Of course, it took a lot of energy (and money) to get to this point—and, if anti-IPR entities get their way, it wouldn’t have been possible at all.
A while back, I wrote a summary of the STRONGER Patents Act. (The short summary: it is not a good bill.) One of the examples I used was the EFF challenge to the Personal Audio patent.
In a world where STRONGER Patents had passed before EFF’s challenge was filed, none of this would have happened. EFF would have been barred from filing a petition in the first place. Even if they could have, EFF’s crowdfunded campaign would have had to list every person who donated as a “real party in interest” to the review. There would have been earlier appeals of the decision to institute, and Personal Audio could have taken their patent out of IPR in order to amend the claims in trivial ways to avoid the prior art.
STRONGER Patents stacks the deck against IPR ever invalidating a patent, and the end result would likely have been that no one would have tried. Personal Audio would have continued to sue podcasters and to obtain settlements because litigation would have been more expensive than settling. Even though the idea of podcasting, as the Federal Circuit just held, was well-known. Even though Personal Audio didn’t actually invent anything.
That’s the world we’d have if STRONGER Patents passed.
- This case might have wound up an exception to that rule if the PTAB had affirmed the patent, as EFF does create and host podcasts. That might have been enough to create standing.
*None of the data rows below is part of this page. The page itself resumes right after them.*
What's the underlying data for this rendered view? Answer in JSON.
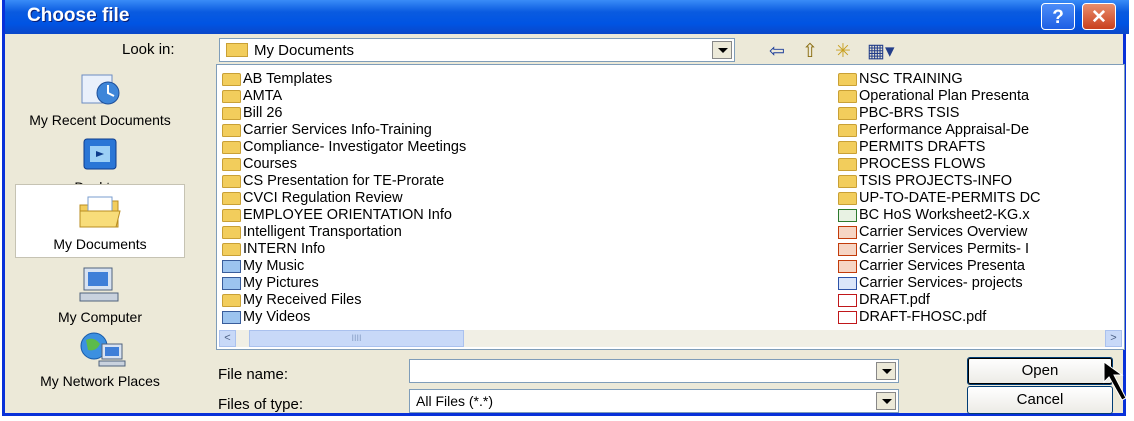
{
  "window": {
    "title": "Choose file",
    "help_label": "?",
    "close_label": "✕"
  },
  "lookin": {
    "label": "Look in:",
    "value": "My Documents"
  },
  "toolbar": {
    "back_glyph": "⇦",
    "up_glyph": "⇧",
    "newfolder_glyph": "✳",
    "views_glyph": "▦▾"
  },
  "sidebar": {
    "items": [
      {
        "label": "My Recent Documents",
        "icon": "recent-documents-icon"
      },
      {
        "label": "Desktop",
        "icon": "desktop-icon"
      },
      {
        "label": "My Documents",
        "icon": "my-documents-icon"
      },
      {
        "label": "My Computer",
        "icon": "my-computer-icon"
      },
      {
        "label": "My Network Places",
        "icon": "network-places-icon"
      }
    ]
  },
  "files": {
    "col1": [
      {
        "name": "AB Templates",
        "type": "folder"
      },
      {
        "name": "AMTA",
        "type": "folder"
      },
      {
        "name": "Bill 26",
        "type": "folder"
      },
      {
        "name": "Carrier Services Info-Training",
        "type": "folder"
      },
      {
        "name": "Compliance- Investigator Meetings",
        "type": "folder"
      },
      {
        "name": "Courses",
        "type": "folder"
      },
      {
        "name": "CS Presentation for TE-Prorate",
        "type": "folder"
      },
      {
        "name": "CVCI Regulation Review",
        "type": "folder"
      },
      {
        "name": "EMPLOYEE ORIENTATION Info",
        "type": "folder"
      },
      {
        "name": "Intelligent Transportation",
        "type": "folder"
      },
      {
        "name": "INTERN Info",
        "type": "folder"
      },
      {
        "name": "My Music",
        "type": "media"
      },
      {
        "name": "My Pictures",
        "type": "media"
      },
      {
        "name": "My Received Files",
        "type": "folder"
      },
      {
        "name": "My Videos",
        "type": "media"
      }
    ],
    "col2": [
      {
        "name": "NSC TRAINING",
        "type": "folder"
      },
      {
        "name": "Operational Plan Presenta",
        "type": "folder"
      },
      {
        "name": "PBC-BRS TSIS",
        "type": "folder"
      },
      {
        "name": "Performance Appraisal-De",
        "type": "folder"
      },
      {
        "name": "PERMITS DRAFTS",
        "type": "folder"
      },
      {
        "name": "PROCESS FLOWS",
        "type": "folder"
      },
      {
        "name": "TSIS PROJECTS-INFO",
        "type": "folder"
      },
      {
        "name": "UP-TO-DATE-PERMITS DC",
        "type": "folder"
      },
      {
        "name": "BC HoS Worksheet2-KG.x",
        "type": "excel"
      },
      {
        "name": "Carrier Services Overview",
        "type": "ppt"
      },
      {
        "name": "Carrier Services Permits- I",
        "type": "ppt"
      },
      {
        "name": "Carrier Services Presenta",
        "type": "ppt"
      },
      {
        "name": "Carrier Services- projects",
        "type": "word"
      },
      {
        "name": "DRAFT.pdf",
        "type": "pdf"
      },
      {
        "name": "DRAFT-FHOSC.pdf",
        "type": "pdf"
      }
    ]
  },
  "scrollbar": {
    "left_arrow": "<",
    "right_arrow": ">",
    "thumb_grip": "IIII"
  },
  "filename": {
    "label": "File name:",
    "value": ""
  },
  "filetype": {
    "label": "Files of type:",
    "value": "All Files (*.*)"
  },
  "buttons": {
    "open": "Open",
    "cancel": "Cancel"
  },
  "colors": {
    "titlebar": "#0054e3",
    "dialog_bg": "#ece9d8",
    "folder": "#f2cd5c"
  }
}
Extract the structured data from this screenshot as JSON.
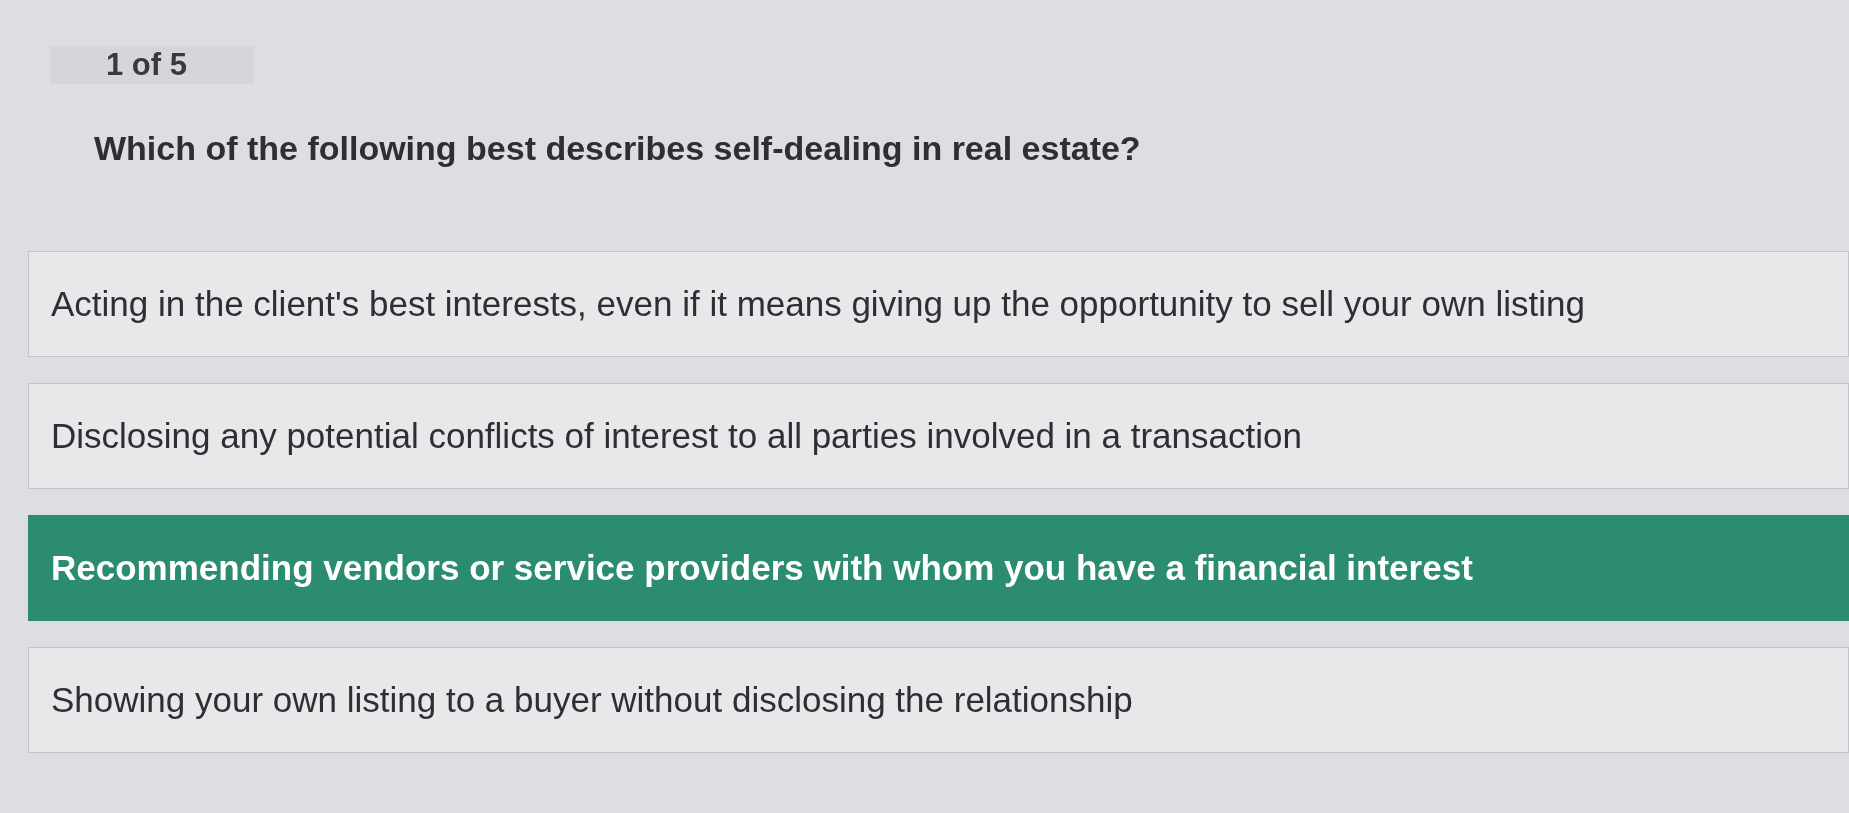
{
  "progress": "1 of 5",
  "question": "Which of the following best describes self-dealing in real estate?",
  "options": [
    {
      "label": "Acting in the client's best interests, even if it means giving up the opportunity to sell your own listing",
      "selected": false
    },
    {
      "label": "Disclosing any potential conflicts of interest to all parties involved in a transaction",
      "selected": false
    },
    {
      "label": "Recommending vendors or service providers with whom you have a financial interest",
      "selected": true
    },
    {
      "label": "Showing your own listing to a buyer without disclosing the relationship",
      "selected": false
    }
  ]
}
It’s also an interesting case because, if the IPR petition again the Wisconsin Alumni Research Foundation (WARF) patents had been filed today, it probably would have been dismissed. University-related entities like WARF now receive sovereign immunity against challenges to their patents in front of PTAB. ↵